Appropriateness for a startup to establish a vision while rapidly pivoting to find the right strategic fit
Many startup organizations begin with a great idea but discover they frequently need to make course corrections, or pivots, as they discover and test market realities. I would argue that the organization's core purpose, values and vivid description need to be clearly identified early. A startup organization's strategy however will likely be adjusted and re-evaluated with each pivot. A well thought out and strongly fitted strategy will help to identity the repercussions, tradeoffs and weaknesses of any proposed pivots at the risk of not pivoting fast enough. Eric Ries and several other entrepreneurs from whomI have heard suggest that “most entrepreneurs who have decided to pivot…will tell you that they wish they had made the decision sooner.” (http://www.forbes.com/sites/martinzwilling/2011/09/16/top-10-ways-entrepreneurs-pivot-a-lean-startup/)
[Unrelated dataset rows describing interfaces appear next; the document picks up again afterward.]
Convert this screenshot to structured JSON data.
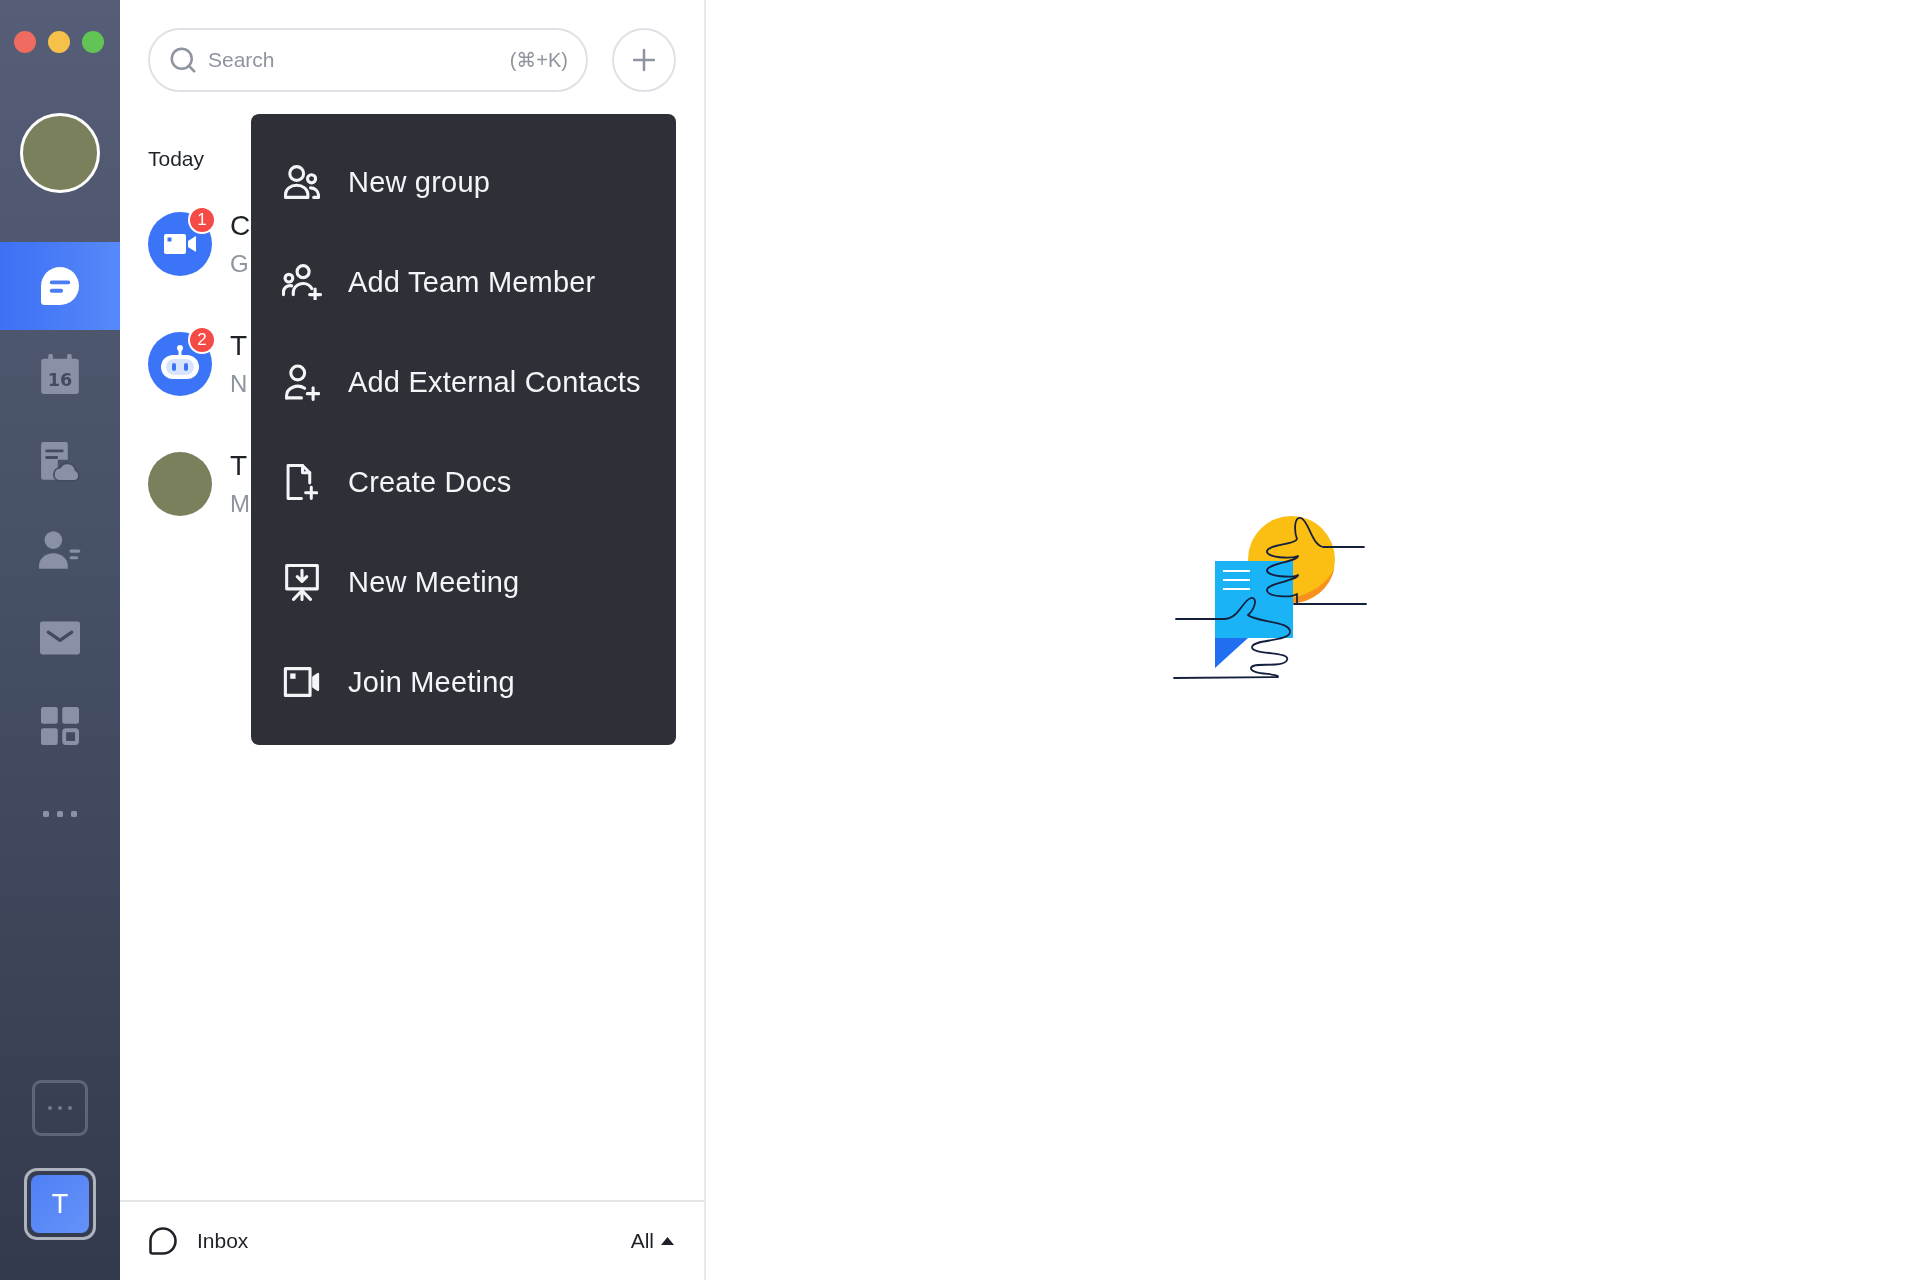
{
  "sidebar": {
    "nav_items": [
      {
        "kind": "messenger",
        "selected": true
      },
      {
        "kind": "calendar",
        "selected": false,
        "date": "16"
      },
      {
        "kind": "docs",
        "selected": false
      },
      {
        "kind": "contacts",
        "selected": false
      },
      {
        "kind": "mail",
        "selected": false
      },
      {
        "kind": "workplace",
        "selected": false
      },
      {
        "kind": "more",
        "selected": false
      }
    ],
    "teams": [
      {
        "initial": "T",
        "selected": true
      }
    ]
  },
  "chat_list": {
    "search": {
      "placeholder": "Search",
      "shortcut": "(⌘+K)"
    },
    "section_title": "Today",
    "conversations": [
      {
        "kind": "meeting",
        "badge": "1",
        "title": "C",
        "preview": "G"
      },
      {
        "kind": "bot",
        "badge": "2",
        "title": "T",
        "preview": "N"
      },
      {
        "kind": "photo",
        "title": "T",
        "preview": "M"
      }
    ]
  },
  "add_menu": {
    "items": [
      {
        "kind": "group",
        "label": "New group"
      },
      {
        "kind": "team_member",
        "label": "Add Team Member"
      },
      {
        "kind": "external_contact",
        "label": "Add External Contacts"
      },
      {
        "kind": "doc",
        "label": "Create Docs"
      },
      {
        "kind": "new_meeting",
        "label": "New Meeting"
      },
      {
        "kind": "join_meeting",
        "label": "Join Meeting"
      }
    ]
  },
  "footer": {
    "label": "Inbox",
    "filter": "All"
  }
}
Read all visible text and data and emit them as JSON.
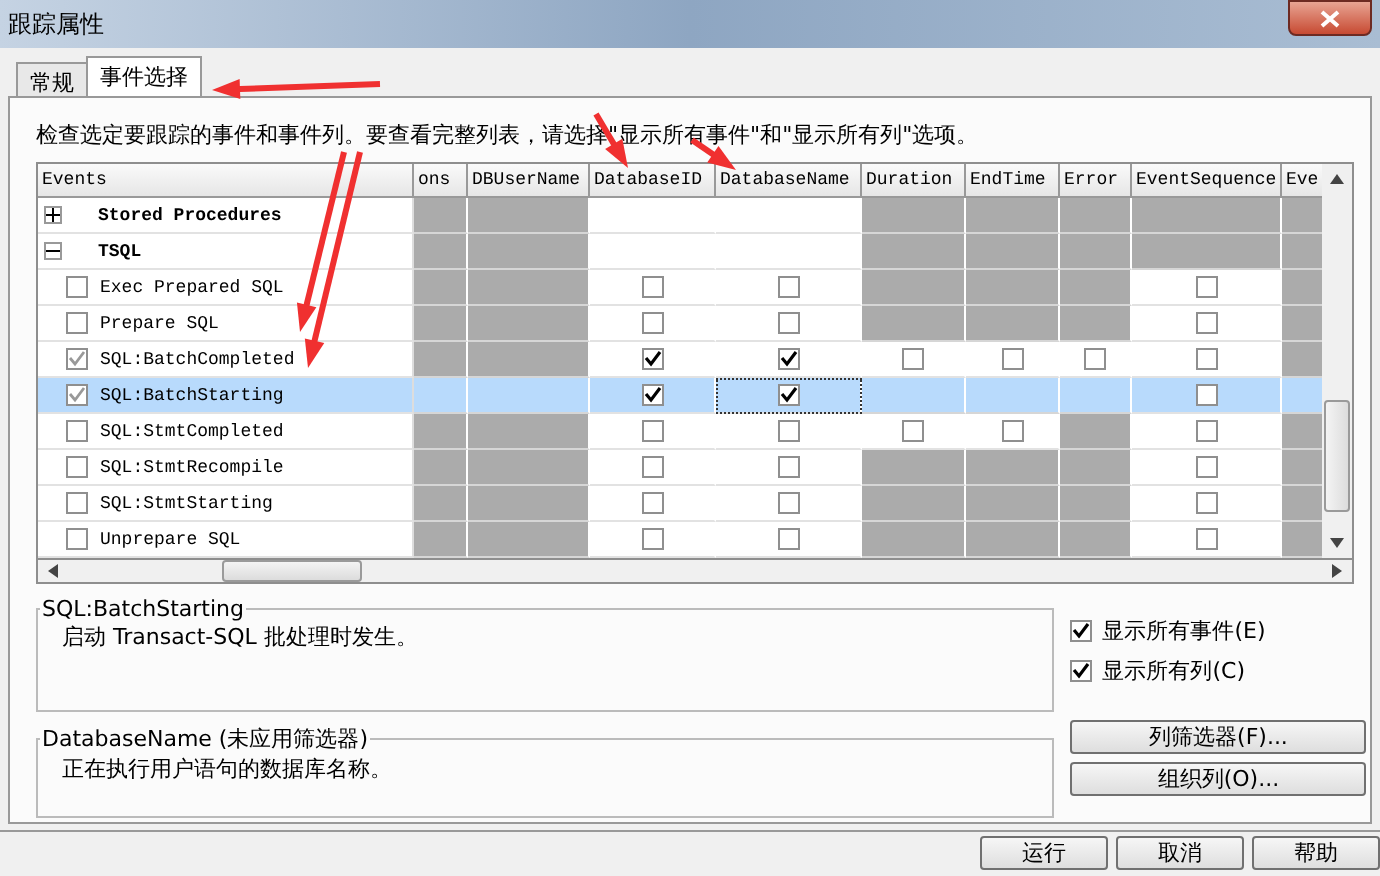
{
  "window": {
    "title": "跟踪属性"
  },
  "tabs": [
    {
      "label": "常规",
      "selected": false
    },
    {
      "label": "事件选择",
      "selected": true
    }
  ],
  "instruction": "检查选定要跟踪的事件和事件列。要查看完整列表，请选择\"显示所有事件\"和\"显示所有列\"选项。",
  "grid": {
    "columns": [
      "Events",
      "ons",
      "DBUserName",
      "DatabaseID",
      "DatabaseName",
      "Duration",
      "EndTime",
      "Error",
      "EventSequence",
      "Eve"
    ],
    "rows": [
      {
        "kind": "category",
        "label": "Stored Procedures",
        "expanded": false,
        "selected": false,
        "cells": [
          {
            "kind": "na"
          },
          {
            "kind": "na"
          },
          {
            "kind": "blank"
          },
          {
            "kind": "blank"
          },
          {
            "kind": "na"
          },
          {
            "kind": "na"
          },
          {
            "kind": "na"
          },
          {
            "kind": "na"
          },
          {
            "kind": "na"
          }
        ]
      },
      {
        "kind": "category",
        "label": "TSQL",
        "expanded": true,
        "selected": false,
        "cells": [
          {
            "kind": "na"
          },
          {
            "kind": "na"
          },
          {
            "kind": "blank"
          },
          {
            "kind": "blank"
          },
          {
            "kind": "na"
          },
          {
            "kind": "na"
          },
          {
            "kind": "na"
          },
          {
            "kind": "na"
          },
          {
            "kind": "na"
          }
        ]
      },
      {
        "kind": "event",
        "label": "Exec Prepared SQL",
        "checked": false,
        "selected": false,
        "cells": [
          {
            "kind": "na"
          },
          {
            "kind": "na"
          },
          {
            "kind": "box",
            "checked": false
          },
          {
            "kind": "box",
            "checked": false
          },
          {
            "kind": "na"
          },
          {
            "kind": "na"
          },
          {
            "kind": "na"
          },
          {
            "kind": "box",
            "checked": false
          },
          {
            "kind": "na"
          }
        ]
      },
      {
        "kind": "event",
        "label": "Prepare SQL",
        "checked": false,
        "selected": false,
        "cells": [
          {
            "kind": "na"
          },
          {
            "kind": "na"
          },
          {
            "kind": "box",
            "checked": false
          },
          {
            "kind": "box",
            "checked": false
          },
          {
            "kind": "na"
          },
          {
            "kind": "na"
          },
          {
            "kind": "na"
          },
          {
            "kind": "box",
            "checked": false
          },
          {
            "kind": "na"
          }
        ]
      },
      {
        "kind": "event",
        "label": "SQL:BatchCompleted",
        "checked": true,
        "selected": false,
        "cells": [
          {
            "kind": "na"
          },
          {
            "kind": "na"
          },
          {
            "kind": "box",
            "checked": true
          },
          {
            "kind": "box",
            "checked": true
          },
          {
            "kind": "box",
            "checked": false
          },
          {
            "kind": "box",
            "checked": false
          },
          {
            "kind": "box",
            "checked": false
          },
          {
            "kind": "box",
            "checked": false
          },
          {
            "kind": "na"
          }
        ]
      },
      {
        "kind": "event",
        "label": "SQL:BatchStarting",
        "checked": true,
        "selected": true,
        "cells": [
          {
            "kind": "na"
          },
          {
            "kind": "na"
          },
          {
            "kind": "box",
            "checked": true
          },
          {
            "kind": "box",
            "checked": true
          },
          {
            "kind": "na"
          },
          {
            "kind": "na"
          },
          {
            "kind": "na"
          },
          {
            "kind": "box",
            "checked": false
          },
          {
            "kind": "na"
          }
        ]
      },
      {
        "kind": "event",
        "label": "SQL:StmtCompleted",
        "checked": false,
        "selected": false,
        "cells": [
          {
            "kind": "na"
          },
          {
            "kind": "na"
          },
          {
            "kind": "box",
            "checked": false
          },
          {
            "kind": "box",
            "checked": false
          },
          {
            "kind": "box",
            "checked": false
          },
          {
            "kind": "box",
            "checked": false
          },
          {
            "kind": "na"
          },
          {
            "kind": "box",
            "checked": false
          },
          {
            "kind": "na"
          }
        ]
      },
      {
        "kind": "event",
        "label": "SQL:StmtRecompile",
        "checked": false,
        "selected": false,
        "cells": [
          {
            "kind": "na"
          },
          {
            "kind": "na"
          },
          {
            "kind": "box",
            "checked": false
          },
          {
            "kind": "box",
            "checked": false
          },
          {
            "kind": "na"
          },
          {
            "kind": "na"
          },
          {
            "kind": "na"
          },
          {
            "kind": "box",
            "checked": false
          },
          {
            "kind": "na"
          }
        ]
      },
      {
        "kind": "event",
        "label": "SQL:StmtStarting",
        "checked": false,
        "selected": false,
        "cells": [
          {
            "kind": "na"
          },
          {
            "kind": "na"
          },
          {
            "kind": "box",
            "checked": false
          },
          {
            "kind": "box",
            "checked": false
          },
          {
            "kind": "na"
          },
          {
            "kind": "na"
          },
          {
            "kind": "na"
          },
          {
            "kind": "box",
            "checked": false
          },
          {
            "kind": "na"
          }
        ]
      },
      {
        "kind": "event",
        "label": "Unprepare SQL",
        "checked": false,
        "selected": false,
        "cells": [
          {
            "kind": "na"
          },
          {
            "kind": "na"
          },
          {
            "kind": "box",
            "checked": false
          },
          {
            "kind": "box",
            "checked": false
          },
          {
            "kind": "na"
          },
          {
            "kind": "na"
          },
          {
            "kind": "na"
          },
          {
            "kind": "box",
            "checked": false
          },
          {
            "kind": "na"
          }
        ]
      }
    ]
  },
  "event_info": {
    "title": "SQL:BatchStarting",
    "description": "启动 Transact-SQL 批处理时发生。"
  },
  "column_info": {
    "title": "DatabaseName (未应用筛选器)",
    "description": "正在执行用户语句的数据库名称。"
  },
  "options": [
    {
      "label": "显示所有事件(E)",
      "checked": true
    },
    {
      "label": "显示所有列(C)",
      "checked": true
    }
  ],
  "side_buttons": [
    "列筛选器(F)...",
    "组织列(O)..."
  ],
  "footer_buttons": [
    "运行",
    "取消",
    "帮助"
  ]
}
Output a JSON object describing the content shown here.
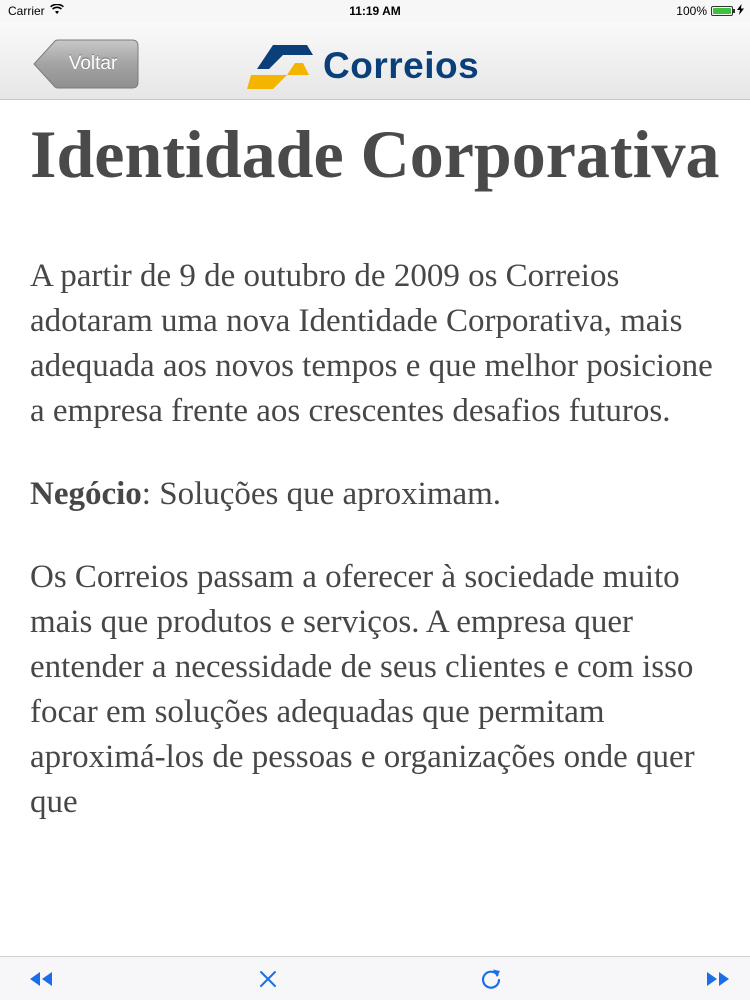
{
  "status_bar": {
    "carrier": "Carrier",
    "time": "11:19 AM",
    "battery": "100%",
    "battery_level": 1.0
  },
  "nav": {
    "back_label": "Voltar",
    "logo_text": "Correios"
  },
  "content": {
    "title": "Identidade Corporativa",
    "paragraph1": "A partir de 9 de outubro de 2009 os Correios adotaram uma nova Identidade Corporativa, mais adequada aos novos tempos e que melhor posicione a empresa frente aos crescentes desafios futuros.",
    "negocio_label": "Negócio",
    "negocio_text": ": Soluções que aproximam.",
    "paragraph3": "Os Correios passam a oferecer à sociedade muito mais que produtos e serviços. A empresa quer entender a necessidade de seus clientes e com isso focar em soluções adequadas que permitam aproximá-los de pessoas e organizações onde quer que"
  },
  "toolbar": {
    "icons": [
      "rewind-icon",
      "close-icon",
      "refresh-icon",
      "fast-forward-icon"
    ],
    "tint": "#1a6fe8"
  },
  "colors": {
    "logo_blue": "#0a3f7a",
    "logo_yellow": "#f5b400",
    "text_gray": "#474747"
  }
}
During the internet dot.com bubble burst I worked for a small startup, Ventaso, focused on "increasing the effectiveness of sales and marketing organizations worldwide". This initial mission statement was quite broad and allowed the organization a great deal of freedom to deliver solutions to a targeted audience. The initial vivid description much more precisely allowes sales and marketing to speak with "one voice". Speaking with "one voice" meant rapidly providing approved and consistent marketing collateral across a broad product line to all sales personnel.
Ventaso went through continuous and significant changes in the first few years including a name change, moving locations, replacing the CEO, product platform changes and dissolving partnerships. However through each replacement employees came into work the next day and worked toward the same vision of success. Our Identity was not tied to leaders, workplaces, logos, or the corporate name, they were tied to our purpose and goals. The company’s goals determined if potential employees felt they could contribute, customers felt they could benefit from products, and investors felt the company could be profitable.
Each department in spite of continuous change was able to make decisions about product platform changes, markets to explore, and changes to release dates because we were all moving in the same direction and had the same goals. The "one voice" theme was easily paraphrased by the press, customers and all employees concisely with the same message and enthusiasm.
The core purpose of the company evolved but was never replaced like so many other components of the company. Eventually when investors felt the company’s vision would not be sufficiently profitable they shutdown the company rather than replacing the vision.
The organizations core values: imagination, accountability, collaboration, tenacity, integrity and quality were not integral to the business. They were not incorporated into the daily work of employees, hiring interviews or decision making. Although it is unclear if the core values could have changed the fate of the organization it is clear that it would have been difficult to instantiate these values if they were not there from the start.
Ventaso did not have a BHAG. We tried to integrate our product with popular tools and celebrated the success of each new customer but internally engineering did not know the competition we were trying to beat, the metrics we were trying to reach or the company we were trying to emulate. Without a BHAG the feeling was like trying to surf a tidal wave rather than rocketing to the moon. We didn’t know our final destination but we were sure going to enjoy the ride.